As a general rule, the higher your premium, the lower your deductible is likely to be. Similarly, a higher deductible can result in a lower monthly premium. Your monthly premium is the fee you pay to your health insurance company as like a membership price to be part of the plan you choose.
How Deductibles Work?
When you buy health insurance, you pay a monthly premium for your coverage. Health plans usually include a deductible that you must pay before your insurance plan will start to cover your eligible expenses.
If your plan has a deductible of $5,000, you will have to pay all of your medical expenses until you have reached that $5,000. At that point, your insurance will start paying their portion as stated in your benefits for the services you use.
If you have individual coverage, you may pay one deductible for eligible healthcare expenses and another toward prescription drugs.
If you have family coverage, you may pay individual deductibles for each person but you also might have a family deductible that would cover everyone.
Some insurance plans will pay for certain covered services, such as preventive care, without requiring you to meet your deductible first.
Insurance companies charge deductibles as a cost-saving measure. The logic is that anyone who has to pay out of pocket will think twice before using an ER or medical services if they don’t need them.
Co-payments & Coinsurance
It’s important to understand what the deductible does and doesn’t cover. “Any approved medical charges that you pay out of pocket will usually go towards your plan’s deductible for the year. Co-payments are typically considered exceptions to this rule. Your co-pay is a set dollar amount that you pay for doctor visits, drugs, or visits to an urgent care facility. These amounts may not count toward your deductible for the year.
Example: A co-payment is the $20, $30 or whatever other amount you have to pay at your doctors for the visit.
Don’t confuse co-payments with coinsurance. Coinsurance is usually a percentage of the bill which you have to cover. Coinsurance usually start once your plan starts paying for services after you have reached your deductible.

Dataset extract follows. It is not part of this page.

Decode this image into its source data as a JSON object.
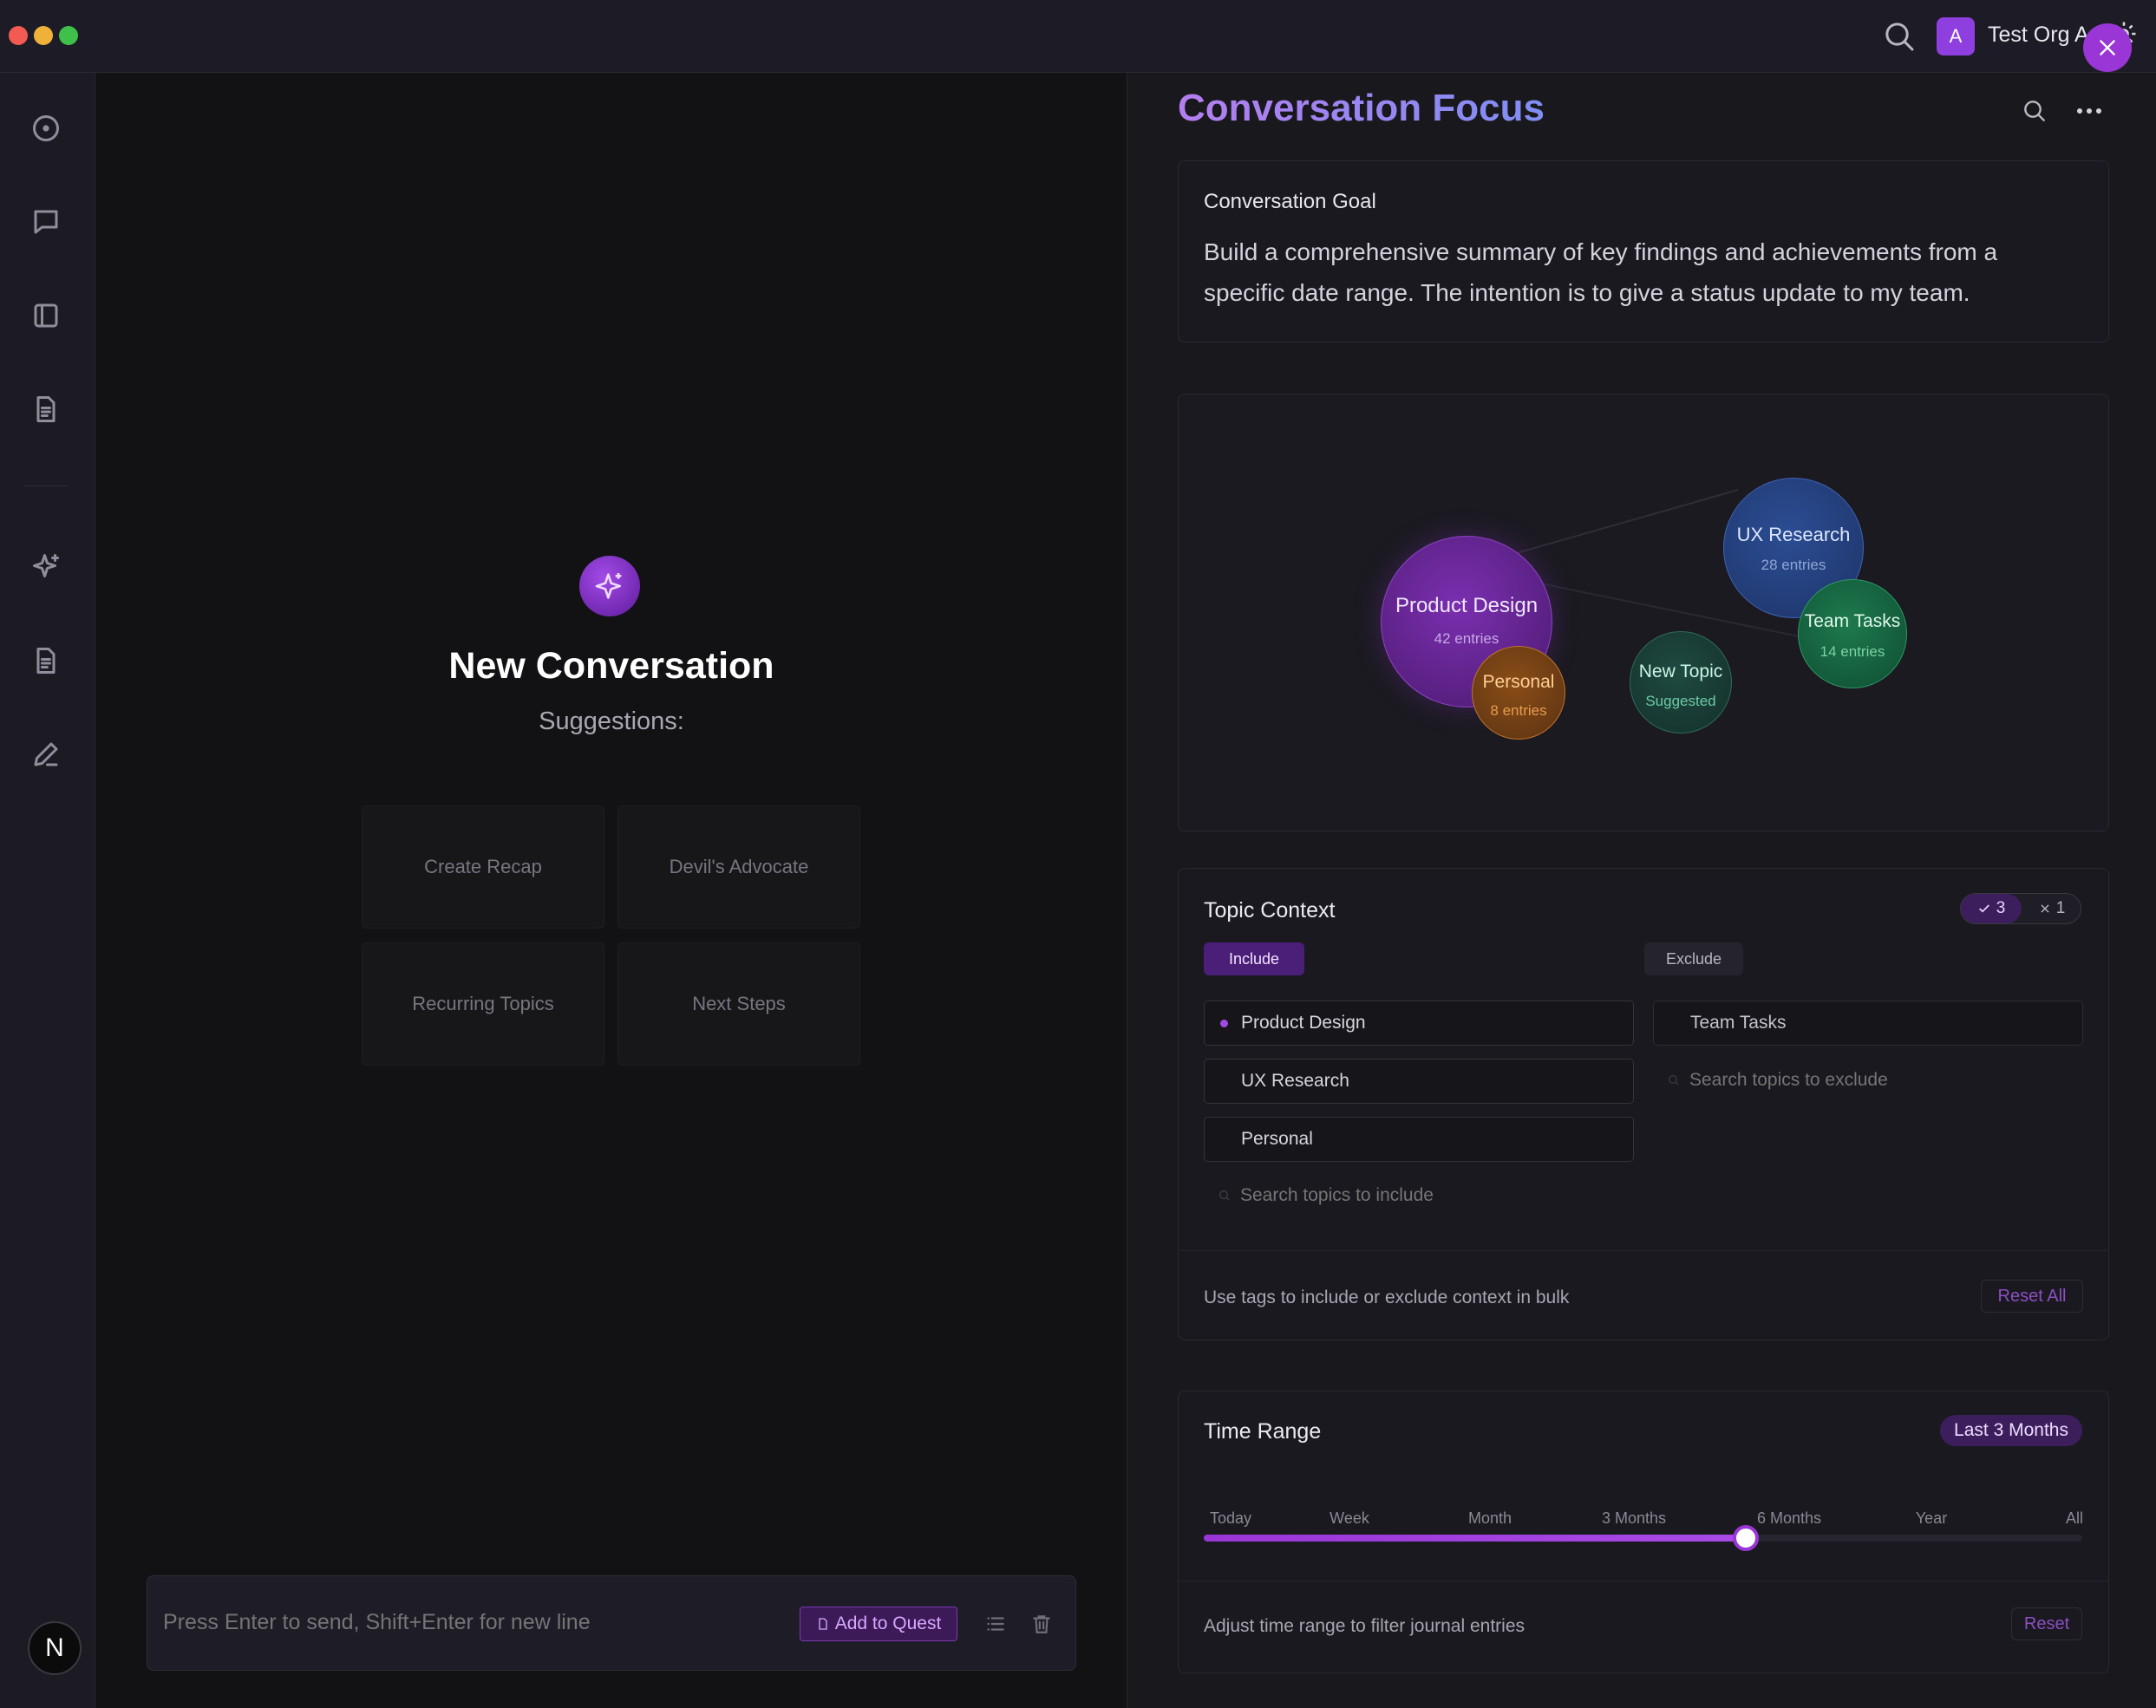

Example: Let’s say your plan pays 80% of all approved bills, that means your Coinsurance is 20%.